» **What to work on**: Output each record below exactly as it stands, leaving out the pictures.
** Data provided follows **
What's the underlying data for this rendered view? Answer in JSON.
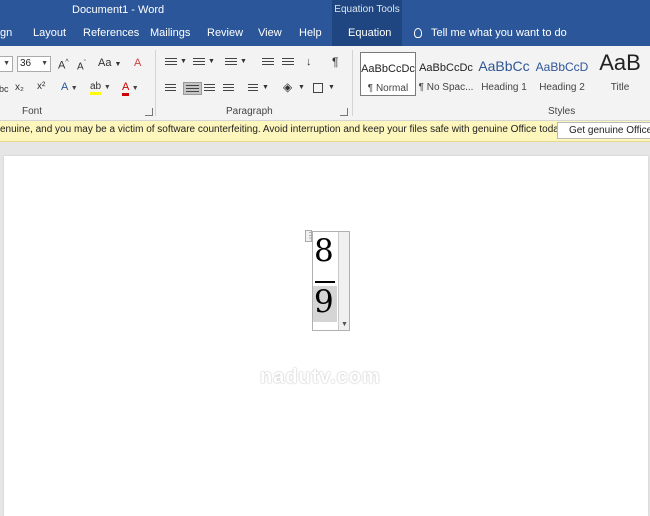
{
  "titlebar": {
    "title": "Document1  -  Word",
    "context_tab_group": "Equation Tools",
    "tabs": [
      {
        "label": "gn"
      },
      {
        "label": "Layout"
      },
      {
        "label": "References"
      },
      {
        "label": "Mailings"
      },
      {
        "label": "Review"
      },
      {
        "label": "View"
      },
      {
        "label": "Help"
      },
      {
        "label": "Equation"
      }
    ],
    "tell_me": "Tell me what you want to do"
  },
  "ribbon": {
    "font": {
      "group_label": "Font",
      "font_name_value": "",
      "font_size_value": "36",
      "grow_label": "A",
      "shrink_label": "A",
      "change_case_label": "Aa",
      "clear_format_label": "A",
      "abc_label": "abc",
      "superscript_label": "x²",
      "text_effects_label": "A",
      "highlight_label": "ab",
      "font_color_label": "A"
    },
    "paragraph": {
      "group_label": "Paragraph",
      "show_marks_label": "¶",
      "sort_label": "↓"
    },
    "styles": {
      "group_label": "Styles",
      "items": [
        {
          "sample": "AaBbCcDc",
          "name": "¶ Normal"
        },
        {
          "sample": "AaBbCcDc",
          "name": "¶ No Spac..."
        },
        {
          "sample": "AaBbCc",
          "name": "Heading 1"
        },
        {
          "sample": "AaBbCcD",
          "name": "Heading 2"
        },
        {
          "sample": "AaB",
          "name": "Title"
        }
      ]
    }
  },
  "message_bar": {
    "text": "enuine, and you may be a victim of software counterfeiting. Avoid interruption and keep your files safe with genuine Office today.",
    "button_label": "Get genuine Office"
  },
  "document": {
    "equation": {
      "numerator": "8",
      "denominator": "9"
    },
    "watermark": "nadutv.com"
  },
  "colors": {
    "title_bar": "#2b579a",
    "context_tab": "#1f4680",
    "message_bar": "#fdf6bd",
    "font_color_swatch": "#cc0000",
    "highlight_swatch": "#ffff00"
  }
}
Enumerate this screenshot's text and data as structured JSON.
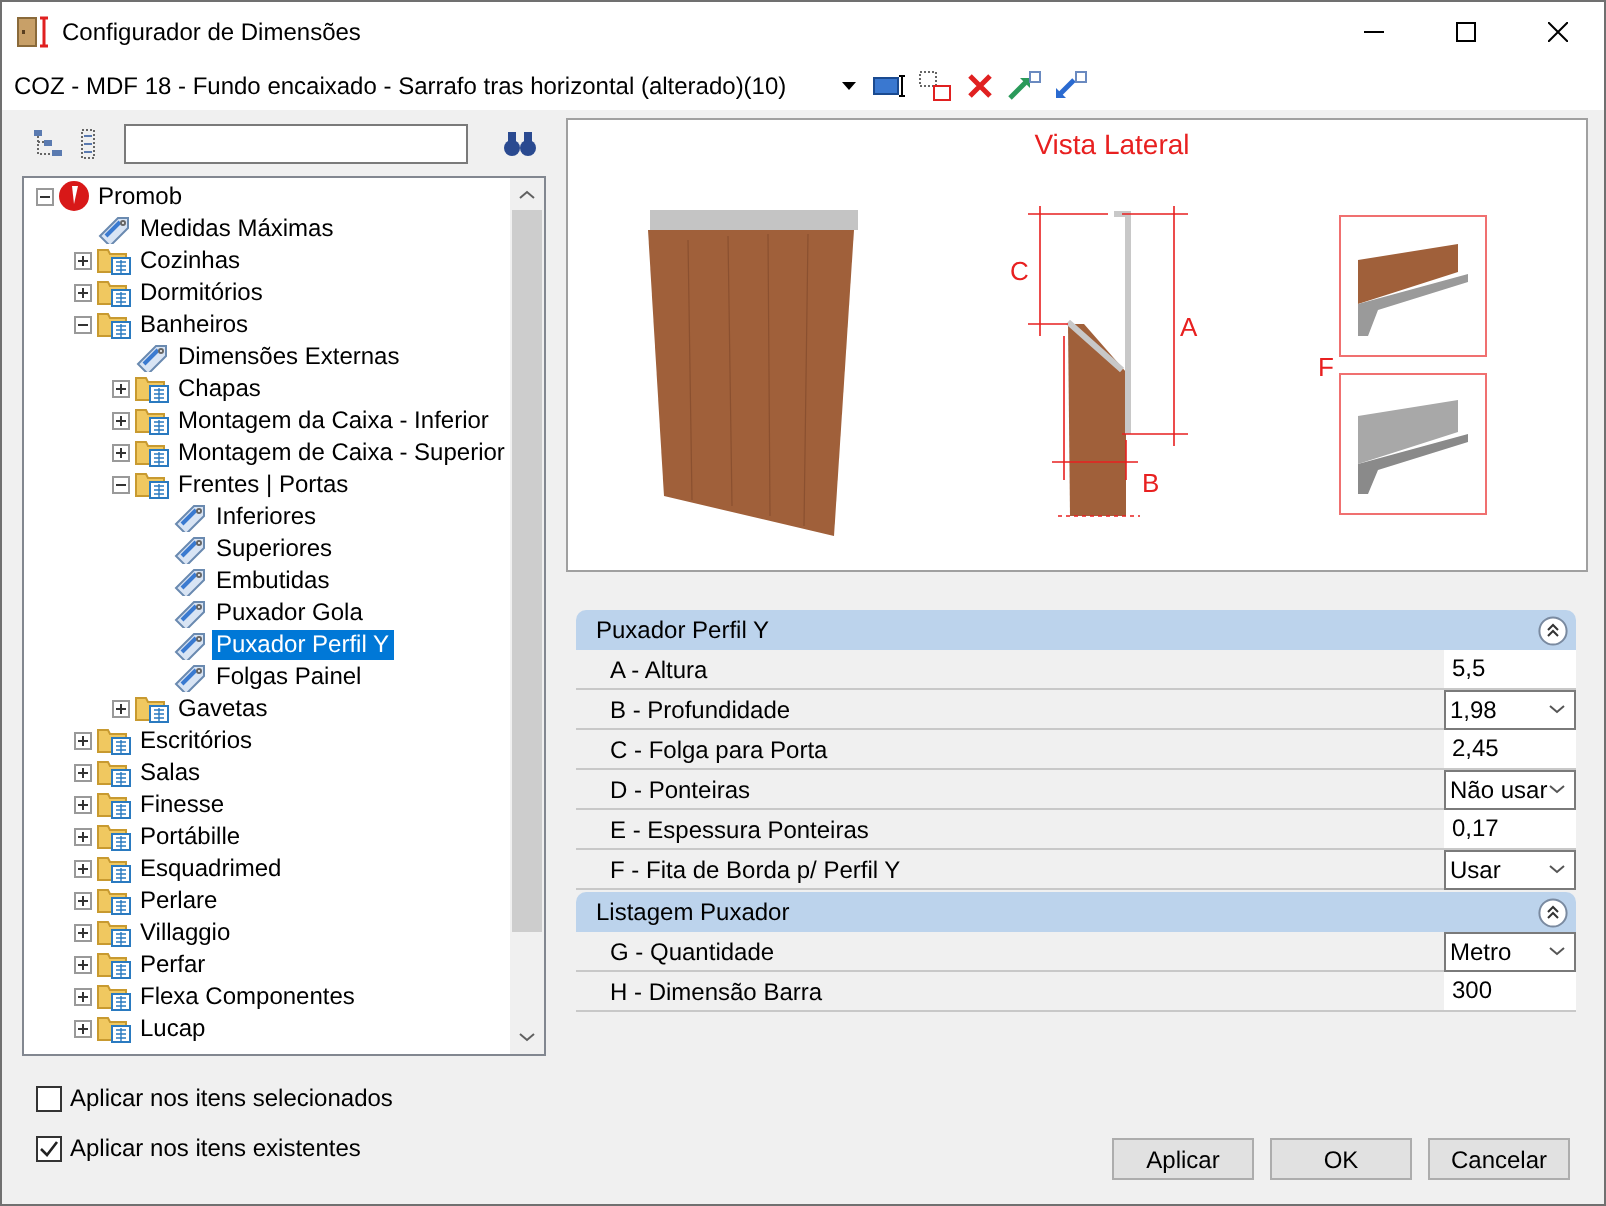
{
  "window": {
    "title": "Configurador de Dimensões"
  },
  "toolbar": {
    "combo_value": "COZ - MDF 18 - Fundo encaixado - Sarrafo tras horizontal (alterado)(10)"
  },
  "tree": [
    {
      "label": "Promob",
      "kind": "root",
      "expanded": true,
      "selected": false,
      "children": [
        {
          "label": "Medidas Máximas",
          "kind": "tag",
          "selected": false
        },
        {
          "label": "Cozinhas",
          "kind": "folder",
          "expanded": false,
          "selected": false
        },
        {
          "label": "Dormitórios",
          "kind": "folder",
          "expanded": false,
          "selected": false
        },
        {
          "label": "Banheiros",
          "kind": "folder",
          "expanded": true,
          "selected": false,
          "children": [
            {
              "label": "Dimensões Externas",
              "kind": "tag",
              "selected": false
            },
            {
              "label": "Chapas",
              "kind": "folder",
              "expanded": false,
              "selected": false
            },
            {
              "label": "Montagem da Caixa - Inferior",
              "kind": "folder",
              "expanded": false,
              "selected": false
            },
            {
              "label": "Montagem de Caixa - Superior",
              "kind": "folder",
              "expanded": false,
              "selected": false
            },
            {
              "label": "Frentes | Portas",
              "kind": "folder",
              "expanded": true,
              "selected": false,
              "children": [
                {
                  "label": "Inferiores",
                  "kind": "tag",
                  "selected": false
                },
                {
                  "label": "Superiores",
                  "kind": "tag",
                  "selected": false
                },
                {
                  "label": "Embutidas",
                  "kind": "tag",
                  "selected": false
                },
                {
                  "label": "Puxador Gola",
                  "kind": "tag",
                  "selected": false
                },
                {
                  "label": "Puxador Perfil Y",
                  "kind": "tag",
                  "selected": true
                },
                {
                  "label": "Folgas Painel",
                  "kind": "tag",
                  "selected": false
                }
              ]
            },
            {
              "label": "Gavetas",
              "kind": "folder",
              "expanded": false,
              "selected": false
            }
          ]
        },
        {
          "label": "Escritórios",
          "kind": "folder",
          "expanded": false,
          "selected": false
        },
        {
          "label": "Salas",
          "kind": "folder",
          "expanded": false,
          "selected": false
        },
        {
          "label": "Finesse",
          "kind": "folder",
          "expanded": false,
          "selected": false
        },
        {
          "label": "Portábille",
          "kind": "folder",
          "expanded": false,
          "selected": false
        },
        {
          "label": "Esquadrimed",
          "kind": "folder",
          "expanded": false,
          "selected": false
        },
        {
          "label": "Perlare",
          "kind": "folder",
          "expanded": false,
          "selected": false
        },
        {
          "label": "Villaggio",
          "kind": "folder",
          "expanded": false,
          "selected": false
        },
        {
          "label": "Perfar",
          "kind": "folder",
          "expanded": false,
          "selected": false
        },
        {
          "label": "Flexa Componentes",
          "kind": "folder",
          "expanded": false,
          "selected": false
        },
        {
          "label": "Lucap",
          "kind": "folder",
          "expanded": false,
          "selected": false
        }
      ]
    }
  ],
  "preview": {
    "title": "Vista Lateral",
    "labels": {
      "a": "A",
      "b": "B",
      "c": "C",
      "f": "F"
    }
  },
  "sections": [
    {
      "title": "Puxador Perfil Y",
      "expanded": true,
      "rows": [
        {
          "label": "A - Altura",
          "kind": "text",
          "value": "5,5"
        },
        {
          "label": "B - Profundidade",
          "kind": "select",
          "value": "1,98"
        },
        {
          "label": "C - Folga para Porta",
          "kind": "text",
          "value": "2,45"
        },
        {
          "label": "D - Ponteiras",
          "kind": "select",
          "value": "Não usar"
        },
        {
          "label": "E - Espessura Ponteiras",
          "kind": "text",
          "value": "0,17"
        },
        {
          "label": "F - Fita de Borda p/ Perfil Y",
          "kind": "select",
          "value": "Usar"
        }
      ]
    },
    {
      "title": "Listagem Puxador",
      "expanded": true,
      "rows": [
        {
          "label": "G - Quantidade",
          "kind": "select",
          "value": "Metro"
        },
        {
          "label": "H - Dimensão Barra",
          "kind": "text",
          "value": "300"
        }
      ]
    }
  ],
  "options": [
    {
      "label": "Aplicar nos itens selecionados",
      "checked": false
    },
    {
      "label": "Aplicar nos itens existentes",
      "checked": true
    }
  ],
  "buttons": [
    "Aplicar",
    "OK",
    "Cancelar"
  ]
}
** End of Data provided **
» **Answer for the task**:
What's the underlying data for this rendered view? Answer in JSON.
{
  "titlebar": {
    "title": "Document1  -  Word",
    "context_tab_group": "Equation Tools",
    "tabs": [
      {
        "label": "gn"
      },
      {
        "label": "Layout"
      },
      {
        "label": "References"
      },
      {
        "label": "Mailings"
      },
      {
        "label": "Review"
      },
      {
        "label": "View"
      },
      {
        "label": "Help"
      },
      {
        "label": "Equation"
      }
    ],
    "tell_me": "Tell me what you want to do"
  },
  "ribbon": {
    "font": {
      "group_label": "Font",
      "font_name_value": "",
      "font_size_value": "36",
      "grow_label": "A",
      "shrink_label": "A",
      "change_case_label": "Aa",
      "clear_format_label": "A",
      "abc_label": "abc",
      "superscript_label": "x²",
      "text_effects_label": "A",
      "highlight_label": "ab",
      "font_color_label": "A"
    },
    "paragraph": {
      "group_label": "Paragraph",
      "show_marks_label": "¶",
      "sort_label": "↓"
    },
    "styles": {
      "group_label": "Styles",
      "items": [
        {
          "sample": "AaBbCcDc",
          "name": "¶ Normal"
        },
        {
          "sample": "AaBbCcDc",
          "name": "¶ No Spac..."
        },
        {
          "sample": "AaBbCc",
          "name": "Heading 1"
        },
        {
          "sample": "AaBbCcD",
          "name": "Heading 2"
        },
        {
          "sample": "AaB",
          "name": "Title"
        }
      ]
    }
  },
  "message_bar": {
    "text": "enuine, and you may be a victim of software counterfeiting. Avoid interruption and keep your files safe with genuine Office today.",
    "button_label": "Get genuine Office"
  },
  "document": {
    "equation": {
      "numerator": "8",
      "denominator": "9"
    },
    "watermark": "nadutv.com"
  },
  "colors": {
    "title_bar": "#2b579a",
    "context_tab": "#1f4680",
    "message_bar": "#fdf6bd",
    "font_color_swatch": "#cc0000",
    "highlight_swatch": "#ffff00"
  }
}
Enumerate this screenshot's text and data as structured JSON.
{
  "window": {
    "title": "Configurador de Dimensões"
  },
  "toolbar": {
    "combo_value": "COZ - MDF 18 - Fundo encaixado - Sarrafo tras horizontal (alterado)(10)"
  },
  "tree": [
    {
      "label": "Promob",
      "kind": "root",
      "expanded": true,
      "selected": false,
      "children": [
        {
          "label": "Medidas Máximas",
          "kind": "tag",
          "selected": false
        },
        {
          "label": "Cozinhas",
          "kind": "folder",
          "expanded": false,
          "selected": false
        },
        {
          "label": "Dormitórios",
          "kind": "folder",
          "expanded": false,
          "selected": false
        },
        {
          "label": "Banheiros",
          "kind": "folder",
          "expanded": true,
          "selected": false,
          "children": [
            {
              "label": "Dimensões Externas",
              "kind": "tag",
              "selected": false
            },
            {
              "label": "Chapas",
              "kind": "folder",
              "expanded": false,
              "selected": false
            },
            {
              "label": "Montagem da Caixa - Inferior",
              "kind": "folder",
              "expanded": false,
              "selected": false
            },
            {
              "label": "Montagem de Caixa - Superior",
              "kind": "folder",
              "expanded": false,
              "selected": false
            },
            {
              "label": "Frentes | Portas",
              "kind": "folder",
              "expanded": true,
              "selected": false,
              "children": [
                {
                  "label": "Inferiores",
                  "kind": "tag",
                  "selected": false
                },
                {
                  "label": "Superiores",
                  "kind": "tag",
                  "selected": false
                },
                {
                  "label": "Embutidas",
                  "kind": "tag",
                  "selected": false
                },
                {
                  "label": "Puxador Gola",
                  "kind": "tag",
                  "selected": false
                },
                {
                  "label": "Puxador Perfil Y",
                  "kind": "tag",
                  "selected": true
                },
                {
                  "label": "Folgas Painel",
                  "kind": "tag",
                  "selected": false
                }
              ]
            },
            {
              "label": "Gavetas",
              "kind": "folder",
              "expanded": false,
              "selected": false
            }
          ]
        },
        {
          "label": "Escritórios",
          "kind": "folder",
          "expanded": false,
          "selected": false
        },
        {
          "label": "Salas",
          "kind": "folder",
          "expanded": false,
          "selected": false
        },
        {
          "label": "Finesse",
          "kind": "folder",
          "expanded": false,
          "selected": false
        },
        {
          "label": "Portábille",
          "kind": "folder",
          "expanded": false,
          "selected": false
        },
        {
          "label": "Esquadrimed",
          "kind": "folder",
          "expanded": false,
          "selected": false
        },
        {
          "label": "Perlare",
          "kind": "folder",
          "expanded": false,
          "selected": false
        },
        {
          "label": "Villaggio",
          "kind": "folder",
          "expanded": false,
          "selected": false
        },
        {
          "label": "Perfar",
          "kind": "folder",
          "expanded": false,
          "selected": false
        },
        {
          "label": "Flexa Componentes",
          "kind": "folder",
          "expanded": false,
          "selected": false
        },
        {
          "label": "Lucap",
          "kind": "folder",
          "expanded": false,
          "selected": false
        }
      ]
    }
  ],
  "preview": {
    "title": "Vista Lateral",
    "labels": {
      "a": "A",
      "b": "B",
      "c": "C",
      "f": "F"
    }
  },
  "sections": [
    {
      "title": "Puxador Perfil Y",
      "expanded": true,
      "rows": [
        {
          "label": "A - Altura",
          "kind": "text",
          "value": "5,5"
        },
        {
          "label": "B - Profundidade",
          "kind": "select",
          "value": "1,98"
        },
        {
          "label": "C - Folga para Porta",
          "kind": "text",
          "value": "2,45"
        },
        {
          "label": "D - Ponteiras",
          "kind": "select",
          "value": "Não usar"
        },
        {
          "label": "E - Espessura Ponteiras",
          "kind": "text",
          "value": "0,17"
        },
        {
          "label": "F - Fita de Borda p/ Perfil Y",
          "kind": "select",
          "value": "Usar"
        }
      ]
    },
    {
      "title": "Listagem Puxador",
      "expanded": true,
      "rows": [
        {
          "label": "G - Quantidade",
          "kind": "select",
          "value": "Metro"
        },
        {
          "label": "H - Dimensão Barra",
          "kind": "text",
          "value": "300"
        }
      ]
    }
  ],
  "options": [
    {
      "label": "Aplicar nos itens selecionados",
      "checked": false
    },
    {
      "label": "Aplicar nos itens existentes",
      "checked": true
    }
  ],
  "buttons": [
    "Aplicar",
    "OK",
    "Cancelar"
  ]
}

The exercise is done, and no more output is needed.